On Sunday, all of Quebec will remember Cédrica Provencher, who was kidnapped during a simple bike ride in Trois-Rivières 15 years ago. But for those close to him, this 15th anniversary evokes painful memories that even today leave more questions than answers.
Fifteen years after Cedrica Provencher’s kidnapping, her family and friends are still reeling. “All the good this kid can do around her, people will miss it. I feel like that,” lamented Cedrica’s grandfather, Henry Provencher, in a shaken voice, determined to endure his pain to make a difference.
He claims to have turned a negative into a positive to help other families in a similar situation. That is why he made it his struggle. “If there’s a way to prevent other Cédrikas from being there, I tell myself I’ll do everything in my power to get there,” Mr. Provencher assured.

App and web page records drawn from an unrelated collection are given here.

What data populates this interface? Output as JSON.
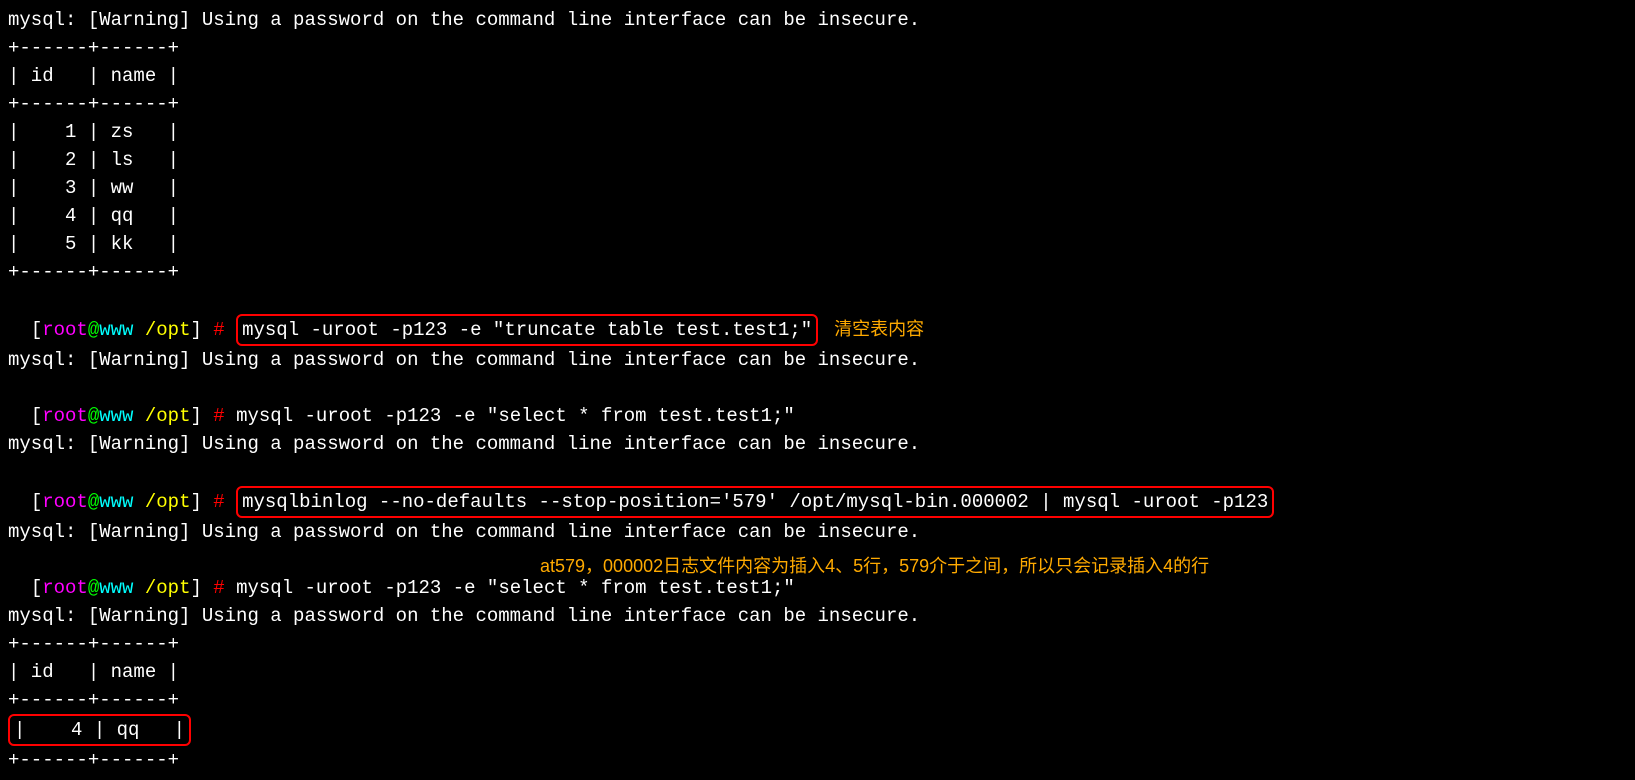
{
  "warnings": {
    "pw_warning": "mysql: [Warning] Using a password on the command line interface can be insecure."
  },
  "prompt": {
    "lb": "[",
    "user": "root",
    "at": "@",
    "host": "www",
    "sp": " ",
    "path": "/opt",
    "rb": "]",
    "hash": " #",
    "gap": " "
  },
  "cmds": {
    "truncate": "mysql -uroot -p123 -e \"truncate table test.test1;\"",
    "select1": "mysql -uroot -p123 -e \"select * from test.test1;\"",
    "binlog": "mysqlbinlog --no-defaults --stop-position='579' /opt/mysql-bin.000002 | mysql -uroot -p123",
    "select2": "mysql -uroot -p123 -e \"select * from test.test1;\""
  },
  "table1": {
    "border": "+------+------+",
    "header": "| id   | name |",
    "row1": "|    1 | zs   |",
    "row2": "|    2 | ls   |",
    "row3": "|    3 | ww   |",
    "row4": "|    4 | qq   |",
    "row5": "|    5 | kk   |"
  },
  "table2": {
    "border": "+------+------+",
    "header": "| id   | name |",
    "row4": "|    4 | qq   |"
  },
  "annotations": {
    "a1": "清空表内容",
    "a2": "at579，000002日志文件内容为插入4、5行，579介于之间，所以只会记录插入4的行"
  }
}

As for Cedrica’s friends, they haven’t forgotten that famous July day fifteen years ago. After stress, fear and nightmares, today one of Cedrica’s friends, Claude Lafreniere, lives in despair. “The fact of not knowing. The fact that this guy is still running,” he admitted.
Without a perpetrator behind bars, Cedrica’s relatives have no answers and hope to one day know the outcome of this story. “I hope it makes an impact [celui qui a fait ça] And I hope he has that on his conscience,” said Mr Lafreniere.

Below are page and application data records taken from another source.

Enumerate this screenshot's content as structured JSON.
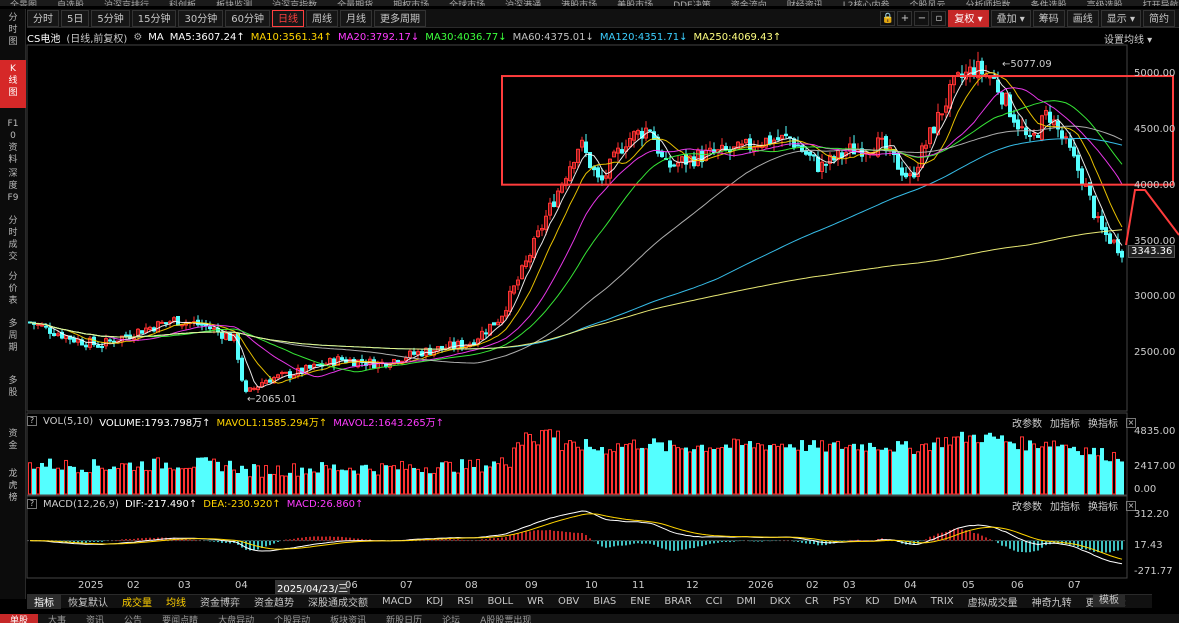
{
  "topnav": [
    "全景图",
    "自选股",
    "沪深京排行",
    "科创板",
    "板块监测",
    "沪深京指数",
    "全量期货",
    "期权市场",
    "全球市场",
    "沪深港通",
    "港股市场",
    "美股市场",
    "DDE决策",
    "资金流向",
    "财经资讯",
    "L2核心内参",
    "个股风云",
    "分析师指数",
    "条件选股",
    "高级选股",
    "打开导航",
    "返回"
  ],
  "toolbar": {
    "items": [
      "分时",
      "5日",
      "5分钟",
      "15分钟",
      "30分钟",
      "60分钟",
      "日线",
      "周线",
      "月线",
      "更多周期"
    ],
    "active": "日线",
    "right": {
      "fuquan": "复权",
      "overlay": "叠加",
      "chip": "筹码",
      "frame": "画线",
      "display": "显示",
      "simple": "简约"
    }
  },
  "lefttabs": [
    {
      "label": "分时图",
      "top": 9,
      "h": 30
    },
    {
      "label": "K线图",
      "top": 60,
      "h": 48,
      "active": true
    },
    {
      "label": "F10资料",
      "top": 115,
      "h": 42
    },
    {
      "label": "深度F9",
      "top": 165,
      "h": 42
    },
    {
      "label": "分时成交",
      "top": 212,
      "h": 52
    },
    {
      "label": "分价表",
      "top": 268,
      "h": 42
    },
    {
      "label": "多周期",
      "top": 315,
      "h": 42
    },
    {
      "label": "多股",
      "top": 372,
      "h": 30
    },
    {
      "label": "资金",
      "top": 425,
      "h": 30
    },
    {
      "label": "龙虎榜",
      "top": 465,
      "h": 42
    }
  ],
  "info": {
    "name": "CS电池",
    "mode": "(日线,前复权)",
    "ma": [
      {
        "text": "MA",
        "color": "#ffffff"
      },
      {
        "text": "MA5:3607.24↑",
        "color": "#ffffff"
      },
      {
        "text": "MA10:3561.34↑",
        "color": "#ffd400"
      },
      {
        "text": "MA20:3792.17↓",
        "color": "#ff3cff"
      },
      {
        "text": "MA30:4036.77↓",
        "color": "#3cff3c"
      },
      {
        "text": "MA60:4375.01↓",
        "color": "#c0c0c0"
      },
      {
        "text": "MA120:4351.71↓",
        "color": "#3ccfff"
      },
      {
        "text": "MA250:4069.43↑",
        "color": "#ffff80"
      }
    ],
    "setting": "设置均线"
  },
  "price_axis": {
    "labels": [
      "5000.00",
      "4500.00",
      "4000.00",
      "3500.00",
      "3000.00",
      "2500.00"
    ],
    "current": "3343.36",
    "high_label": "5077.09",
    "low_label": "2065.01"
  },
  "volume": {
    "title": "VOL(5,10)",
    "items": [
      {
        "text": "VOLUME:1793.798万↑",
        "color": "#ffffff"
      },
      {
        "text": "MAVOL1:1585.294万↑",
        "color": "#ffd400"
      },
      {
        "text": "MAVOL2:1643.265万↑",
        "color": "#ff3cff"
      }
    ],
    "axis": [
      "4835.00",
      "2417.00",
      "0.00"
    ]
  },
  "macd": {
    "title": "MACD(12,26,9)",
    "items": [
      {
        "text": "DIF:-217.490↑",
        "color": "#ffffff"
      },
      {
        "text": "DEA:-230.920↑",
        "color": "#ffd400"
      },
      {
        "text": "MACD:26.860↑",
        "color": "#ff3cff"
      }
    ],
    "axis": [
      "312.20",
      "17.43",
      "-271.77"
    ]
  },
  "sub_controls": {
    "params": "改参数",
    "add": "加指标",
    "switch": "换指标"
  },
  "xaxis": {
    "labels": [
      "2025",
      "02",
      "03",
      "04",
      "2025/04/23/三",
      "06",
      "07",
      "08",
      "09",
      "10",
      "11",
      "12",
      "2026",
      "02",
      "03",
      "04",
      "05",
      "06",
      "07"
    ]
  },
  "indicators": {
    "items": [
      "指标",
      "恢复默认",
      "成交量",
      "均线",
      "资金博弈",
      "资金趋势",
      "深股通成交额",
      "MACD",
      "KDJ",
      "RSI",
      "BOLL",
      "WR",
      "OBV",
      "BIAS",
      "ENE",
      "BRAR",
      "CCI",
      "DMI",
      "DKX",
      "CR",
      "PSY",
      "KD",
      "DMA",
      "TRIX",
      "虚拟成交量",
      "神奇九转",
      "更多指标"
    ],
    "active": "指标",
    "highlight": [
      "成交量",
      "均线"
    ],
    "template": "模板"
  },
  "bottom": [
    "单股",
    "大事",
    "资讯",
    "公告",
    "要闻点睛",
    "大盘异动",
    "个股异动",
    "板块资讯",
    "新股日历",
    "论坛",
    "A股股票出现"
  ],
  "colors": {
    "up": "#ff3232",
    "down": "#54ffff",
    "box": "#ff3c3c",
    "frame": "#444444"
  },
  "chart_data": {
    "type": "candlestick",
    "ylim": [
      2000,
      5150
    ],
    "high": 5077.09,
    "low": 2065.01,
    "last": 3343.36,
    "ma_last": {
      "MA5": 3607.24,
      "MA10": 3561.34,
      "MA20": 3792.17,
      "MA30": 4036.77,
      "MA60": 4375.01,
      "MA120": 4351.71,
      "MA250": 4069.43
    },
    "volume": {
      "ylim": [
        0,
        4835
      ],
      "last_wan": 1793.798
    },
    "macd": {
      "ylim": [
        -271.77,
        312.2
      ],
      "dif": -217.49,
      "dea": -230.92,
      "macd": 26.86
    },
    "annotation_box": {
      "from_price": 3950,
      "to_price": 4890
    }
  }
}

Stuffed animals are still around the fence where Cedrica’s bones were found, proof that society still hasn’t forgotten him.

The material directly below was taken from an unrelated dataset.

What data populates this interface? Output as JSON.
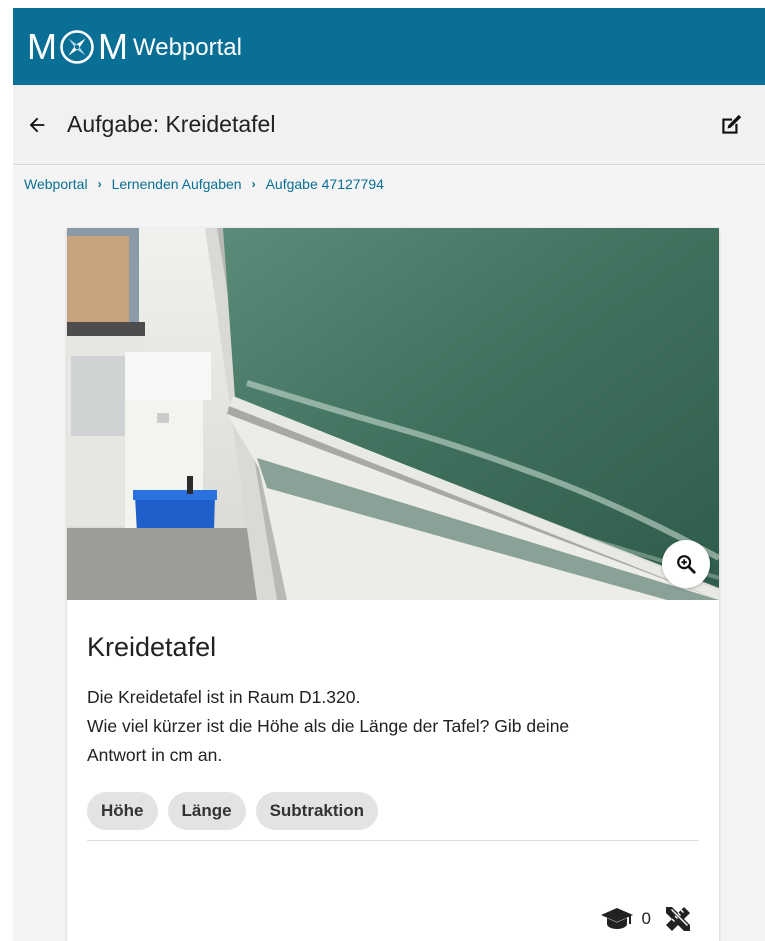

Besides, many will remember the girl on the 15th anniversary of her abduction on Sunday. Claude Lafreniere, who keeps nice pictures of his childhood friend.
“In the evening, she made calls. She almost looked like a receptionist […] Finally, we all gathered at the park. She was the person who brought us so close and even after she disappeared she faked people,” he testified.
Fifteen years have passed and a lot has changed on Earth since Cedrica’s abduction in 2007. Her disappearance particularly affected the working methods of the police force, which continue to evolve today. People involved in searches for missing persons are now better trained and more qualified.
“A special committee has been formed to train the police force on how to respond when children are kidnapped. What’s important is that we learn from it,” said Pina Archamon, Director General of the Missing Children’s Network.
Crime prevention still has a long way to go. This prompts Mr. Provencher, Cedrica’s grandfather, to continue his mission. However, he lacked the resources to carry out his foundation’s projects. Volunteers always try to help him in moving things forward with the goal of prevention.
“When things like that happen, it’s thinking that there are very, very systematic ways to get to where you want to go. I understand that it’s never the same and the conditions are never the same, but there’s a general template that must be established,” he explained.
The Sûreté du Québec (SQ) is still investigating the kidnapping of Cédrica, a little girl who suddenly disappeared in 2007, but she will always have a place in the collective memory.